“Of all the forms of inequality, injustice in health care is the most shocking and inhumane.”

Getting Martin Luther King’s words right

Getting King's Words Right

By Charlene Galarneau, PhD, MAR, Associate Professor, Wellesley College
Johns Hopkins University Press, Journal of Health Care for the Poor and Underserved, February 2018
“Of all the forms of inequality, injustice in health care is the most shocking and inhumane.”
These often-invoked words attributed to Rev. Dr. Martin Luther King Jr. offer moral sustenance to many persons working toward health equity today. Scholars, practitioners, and activists in health care and in public health commonly quote this powerful claim thus aligning the health equity movement with the civil rights movement. Yet, these words are not the precise words that King spoke more than a half century ago.
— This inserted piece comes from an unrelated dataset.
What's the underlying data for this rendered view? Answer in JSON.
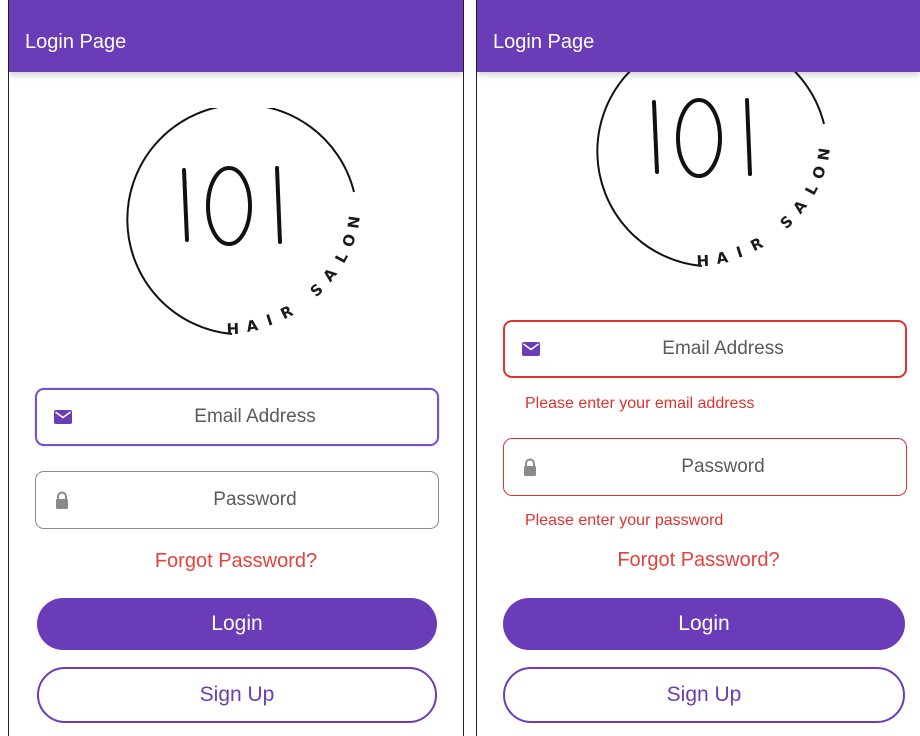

On March 25, 1966 in Chicago at a press conference before his speech at the second convention of the Medical Committee for Human Rights (MCHR), King said (in part):
“We are concerned about the constant use of federal funds to support this most notorious expression of segregation. Of all the forms of inequality, injustice in health is the most shocking and the most inhuman because it often results in physical death.
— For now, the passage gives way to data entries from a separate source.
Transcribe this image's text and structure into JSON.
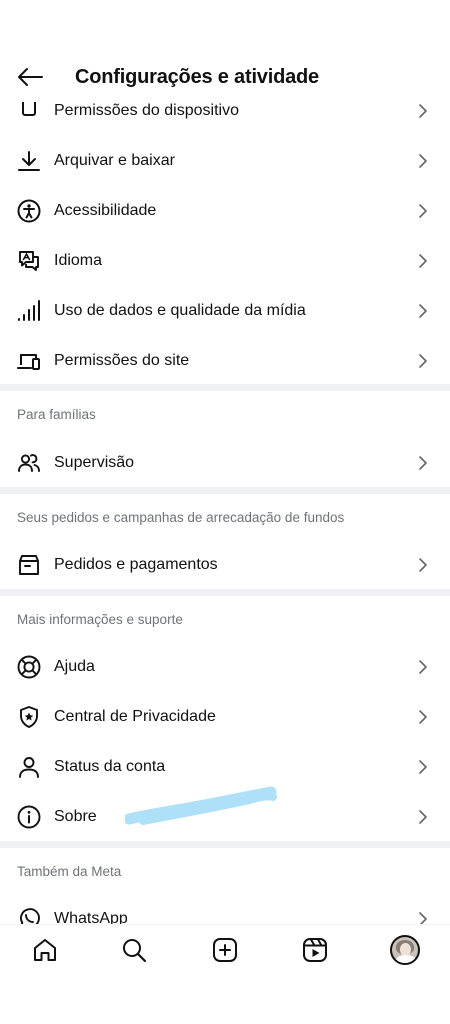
{
  "header": {
    "title": "Configurações e atividade"
  },
  "groups": [
    {
      "items": [
        {
          "label": "Permissões do dispositivo",
          "icon": "device-permissions-icon"
        },
        {
          "label": "Arquivar e baixar",
          "icon": "download-icon"
        },
        {
          "label": "Acessibilidade",
          "icon": "accessibility-icon"
        },
        {
          "label": "Idioma",
          "icon": "language-icon"
        },
        {
          "label": "Uso de dados e qualidade da mídia",
          "icon": "signal-bars-icon"
        },
        {
          "label": "Permissões do site",
          "icon": "laptop-phone-icon"
        }
      ]
    },
    {
      "title": "Para famílias",
      "items": [
        {
          "label": "Supervisão",
          "icon": "people-icon"
        }
      ]
    },
    {
      "title": "Seus pedidos e campanhas de arrecadação de fundos",
      "items": [
        {
          "label": "Pedidos e pagamentos",
          "icon": "box-icon"
        }
      ]
    },
    {
      "title": "Mais informações e suporte",
      "items": [
        {
          "label": "Ajuda",
          "icon": "lifebuoy-icon"
        },
        {
          "label": "Central de Privacidade",
          "icon": "shield-star-icon"
        },
        {
          "label": "Status da conta",
          "icon": "person-icon"
        },
        {
          "label": "Sobre",
          "icon": "info-icon"
        }
      ]
    },
    {
      "title": "Também da Meta",
      "items": [
        {
          "label": "WhatsApp",
          "icon": "whatsapp-icon"
        }
      ]
    }
  ],
  "bottom_nav": [
    {
      "icon": "home-icon"
    },
    {
      "icon": "search-icon"
    },
    {
      "icon": "create-icon"
    },
    {
      "icon": "reels-icon"
    },
    {
      "icon": "profile-avatar"
    }
  ],
  "colors": {
    "divider": "#eff1f3",
    "section_title": "#6f7378",
    "text": "#111111",
    "scribble": "#aee1f7"
  }
}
“I see no alternative to direct action and creative nonviolence to raise the conscience of the nation.”
This documented quote (second sentence) differs from the more common “quote” in three striking ways. First, King spoke of injustice in “health,” not in health care. While it is impossible to know whether there was a meaningful difference between health and health care for King, his unfailing attention to poverty, racism, education, and housing—what we now often call social determinants of health—makes clear his moral concern beyond health care alone. Second, King said that injustice in health is “inhuman,” not inhumane. The distinction here is likely significant as a matter of degree. Inhumane suggests a lack of compassion for human suffering or pain whereas “inhuman” is more extreme, suggesting a denial of humanity so egregiously cruel that it is, or should be, beyond human action. The final difference in King’s actual words compared with the more popular version is perhaps the most important as it reveals King’s belief about why health injustice is inhuman. Injustice in health is “the most inhuman” form of inequality, says King, “because it often results in physical death.” King could not be plainer: human lives end because of this injustice. Death, as one of the most brutal consequences of radicalized injustice, is erased from King’s words by the exclusion of this phrase.
The ubiquity of King’s words today (in whatever form) reflects not only their rhetorical power, but also King’s abiding moral authority. The 21st century legacy of King’s gift of these words is that we have a social responsibility to “raise the conscience of the nation” so as to end this shocking and inhuman injustice.